Some sports, most notably football and wrestling, have already been trying to organize, providing some guidelines and sponsoring state championships.
Boys' and girls' basketball have state championship tournaments, but they are, in reality, affairs where anyone can enter. Their champions are, however, widely recognized as the state's best.
Clay Birdwhistell, who coached girls' basketball at Anderson Middle for seven years, saw the lack of guidelines first hand. Some schools, like Anderson County and members of its Salt River Conference, currently play a schedule that starts in August and runs through November. It is over before the high school season starts. Others play a traditional winter schedule while some play a modified schedule, starting in late September or early October and running through January.

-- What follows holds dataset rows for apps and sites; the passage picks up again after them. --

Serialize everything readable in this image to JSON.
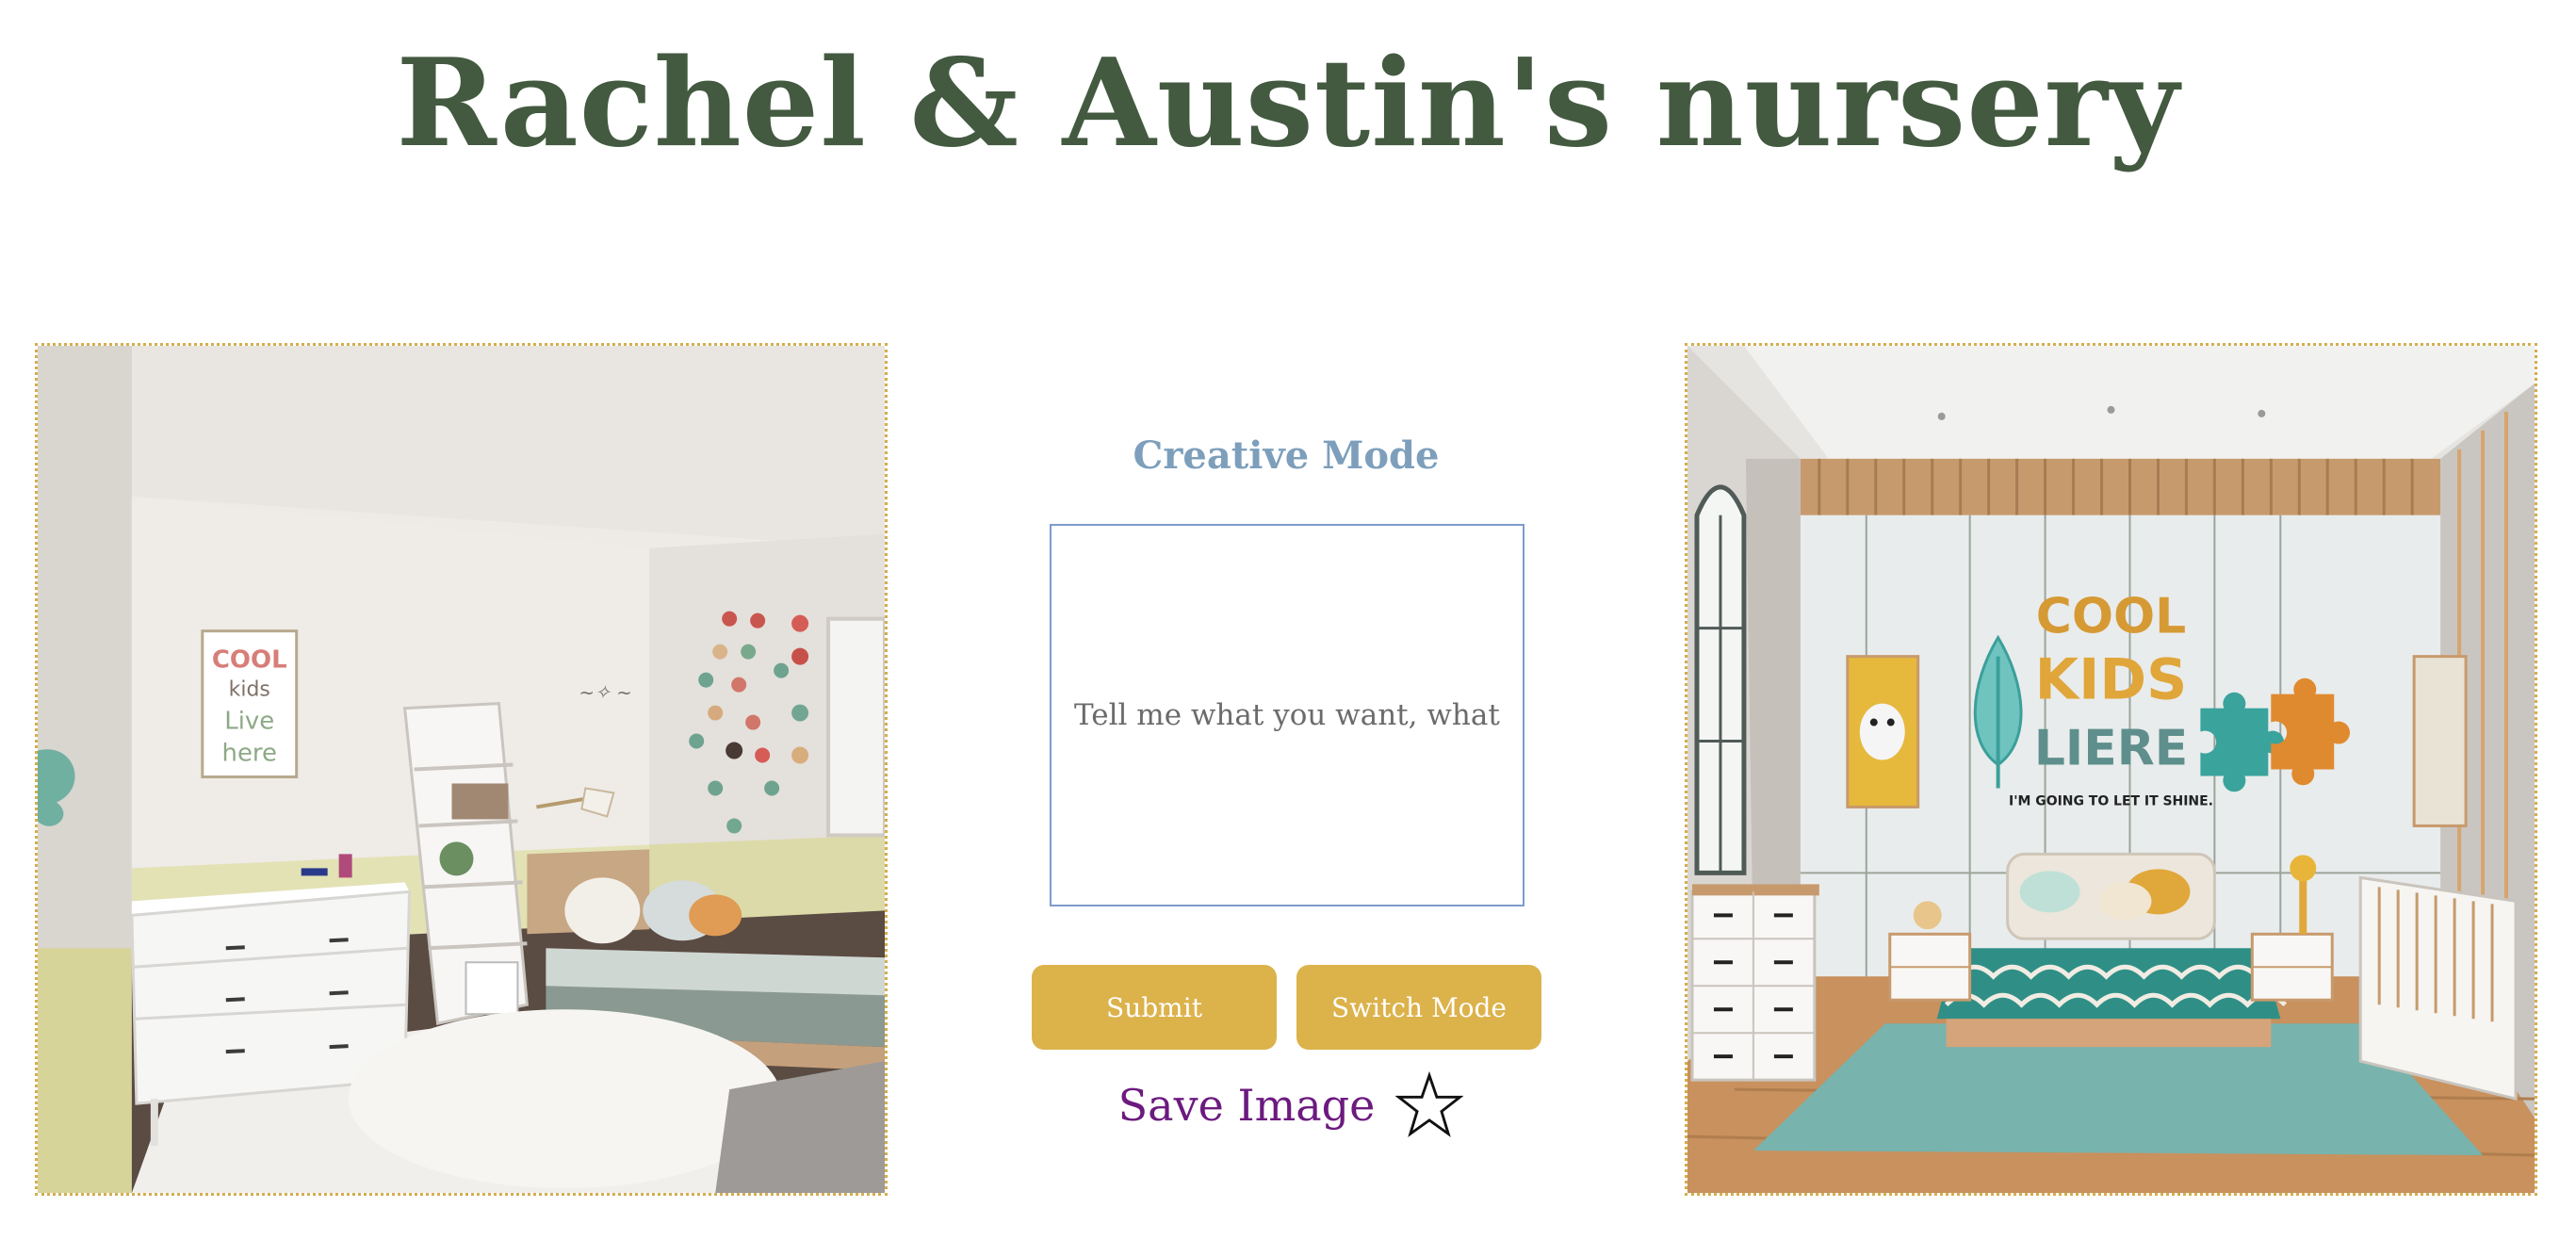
{
  "page": {
    "title": "Rachel & Austin's nursery"
  },
  "panel": {
    "mode_title": "Creative Mode",
    "prompt_placeholder": "Tell me what you want, what you really really want",
    "submit_label": "Submit",
    "switch_label": "Switch Mode",
    "save_label": "Save Image",
    "star_icon": "star-outline-icon"
  },
  "images": {
    "left": {
      "wall_art_line1": "COOL",
      "wall_art_line2": "kids",
      "wall_art_line3": "Live",
      "wall_art_line4": "here"
    },
    "right": {
      "sign_line1": "COOL",
      "sign_line2": "KIDS",
      "sign_line3": "LIERE",
      "sign_line4": "I'M GOING TO LET IT SHINE."
    }
  },
  "colors": {
    "title": "#435a40",
    "mode_title": "#7d9fbb",
    "button": "#dcb24b",
    "save_text": "#6c1a7f",
    "image_border": "#d4ad4e",
    "prompt_border": "#7e9ccc"
  }
}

Birdwhistell recalls, “One year, we played a team that had played 38 regular season games.”
The KHSAA allows high schools to play 26 before post-season.
Under the new guidelines, middle school coaches must meet some requirements similar to those a the high school level, including taking sports safety courses and enforcing heat-related guidelines.
It should be noted that Anderson County had already been doing this but was not required to do so.
The KHSAA will continue allowing seventh- and eighth-graders to continue to play at the high school level, but kids sixth-grade and down will no longer be eligible.
Some sports, most notably, football and soccer, do not allow middle school athletes to play at the high school level because of safety concerns.
The changes are for the good, no question. They will be going into effect during the 2014-15 school year.
The new rules will not be the same, which is as it should be. Middle school sports are just different from varsity sports. All of the rules that govern older kids might not be in the best interest of middle schoolers.
And, those three “in-between” years are years of growth and physical and emotional changes. Athletics are not immune to those differences.
Birdwhistell has seen that first hand. As an assistant coach, he will be working with an Anderson County High School basketball team that has five seniors and should be ranked in the state's Top 3, maybe even No. 1, in the pre-season polls. Four years ago, that same group had 15 players who ended their middle school careers with a state championship at Rupp Arena.
Some of that group decided to focus on other sports while some just decided that varsity athletics were not for them. It's just part of the game.
“Middle school sports are different,” Birdwhistell said. “It is a time when a kid should be able to try many things and find out what they want to do.”
Thankfully, some broad supervision is coming to that level.